Legendary American artist Jasper Johns, perhaps best known for his encaustic depictions of the U.S. flag, formed the Foundation for Contemporary Arts in 1963, operating the volunteer-run foundation in his New York City artist studio with the help of his co-founder, the late American composer and music theorist John Cage. Although Johns stepped down from his chair position in 2015, today the Foundation for Community Arts continues its pledge to sponsor emerging artists, with one of its exemplary honors being an $80 thousand dollar scholarship given to a graduating senior from Housatonic Valley Regional High School who is continuing his or her visual arts education on a college level. The award, first established in 2004, is distributed in annual amounts of $20,000 for four years of university education.

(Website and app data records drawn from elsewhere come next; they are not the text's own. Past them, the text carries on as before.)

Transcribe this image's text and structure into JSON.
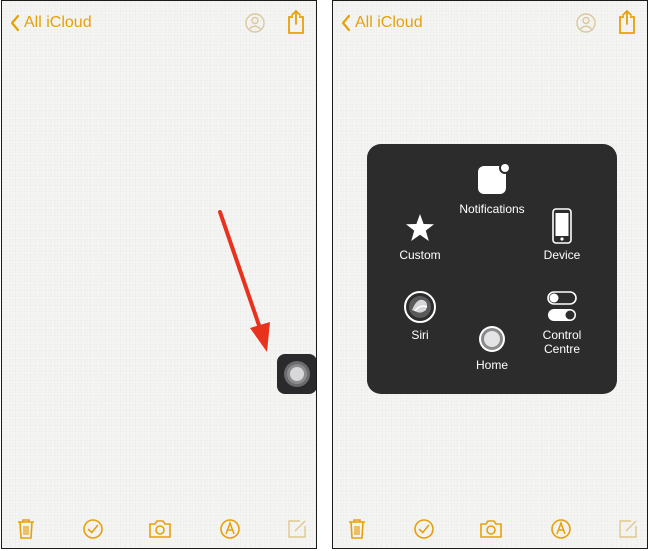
{
  "nav": {
    "back_label": "All iCloud"
  },
  "assistive_menu": {
    "items": [
      {
        "id": "notifications",
        "label": "Notifications",
        "icon": "notifications-icon"
      },
      {
        "id": "custom",
        "label": "Custom",
        "icon": "star-icon"
      },
      {
        "id": "device",
        "label": "Device",
        "icon": "iphone-icon"
      },
      {
        "id": "siri",
        "label": "Siri",
        "icon": "siri-icon"
      },
      {
        "id": "home",
        "label": "Home",
        "icon": "home-button-icon"
      },
      {
        "id": "control_centre",
        "label": "Control\nCentre",
        "icon": "toggles-icon"
      }
    ]
  },
  "toolbar": {
    "icons": [
      "trash-icon",
      "checkmark-circle-icon",
      "camera-icon",
      "pen-circle-icon",
      "compose-icon"
    ]
  },
  "colors": {
    "accent": "#e6a10a",
    "menu_background": "#2c2c2c",
    "arrow": "#e8321e"
  }
}
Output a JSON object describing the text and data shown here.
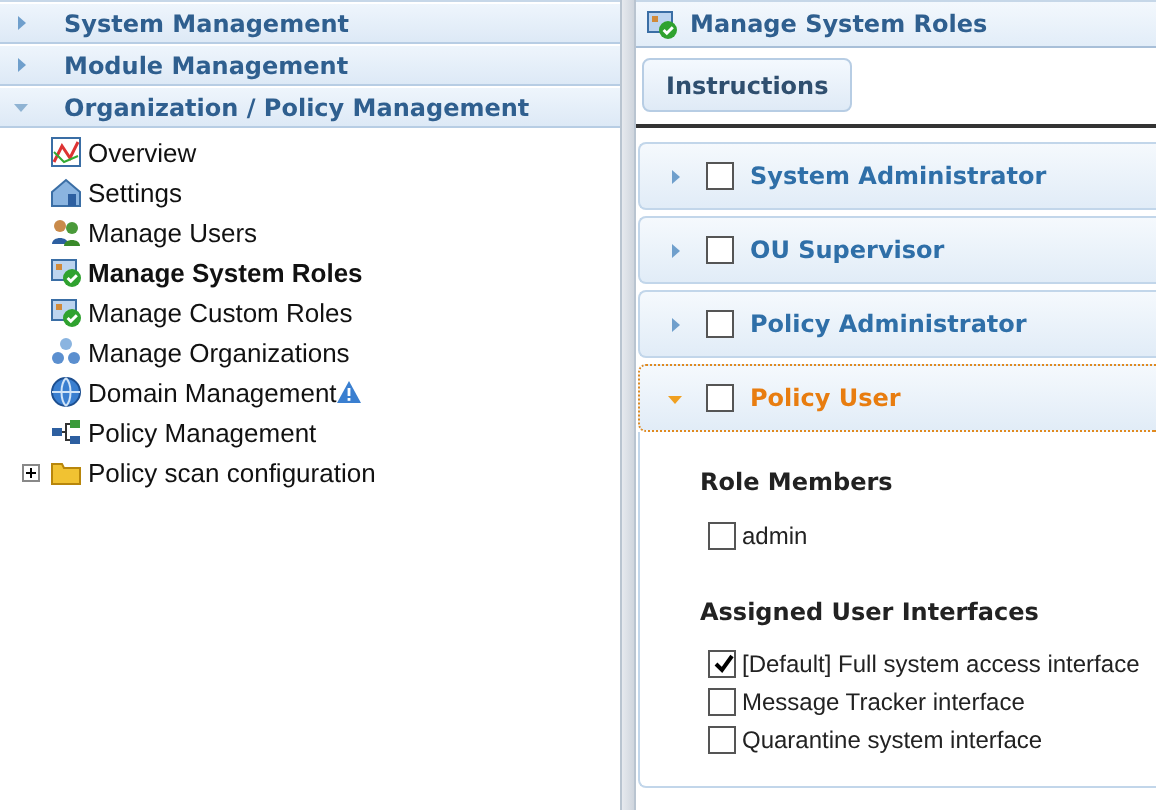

In 2024, the Contemporary Visual Arts Scholarship was renamed the Warren Prindle Arts Scholarship. A longtime art educator and mentor to young artists at HVRHS, Prindle announced that he will be retiring from teaching at the end of the 2023-24 school year. Recently in 2022, Prindle helped establish the school’s new Kearcher-Monsell Gallery in the library and recruited a team of student interns to help curate and exhibit shows of both student and community-based professional artists. One of Kearcher-Monsell’s early exhibitions featured the work of Theda Galvin, who was later announced as the 2023 winner of the foundation’s $80,000 scholarship. Prindle has also championed the continuation of the annual Blue and Gold juried student art show, which invites the public to both view and purchase student work in multiple mediums, including painting, photography, and sculpture.

Keep ReadingShow less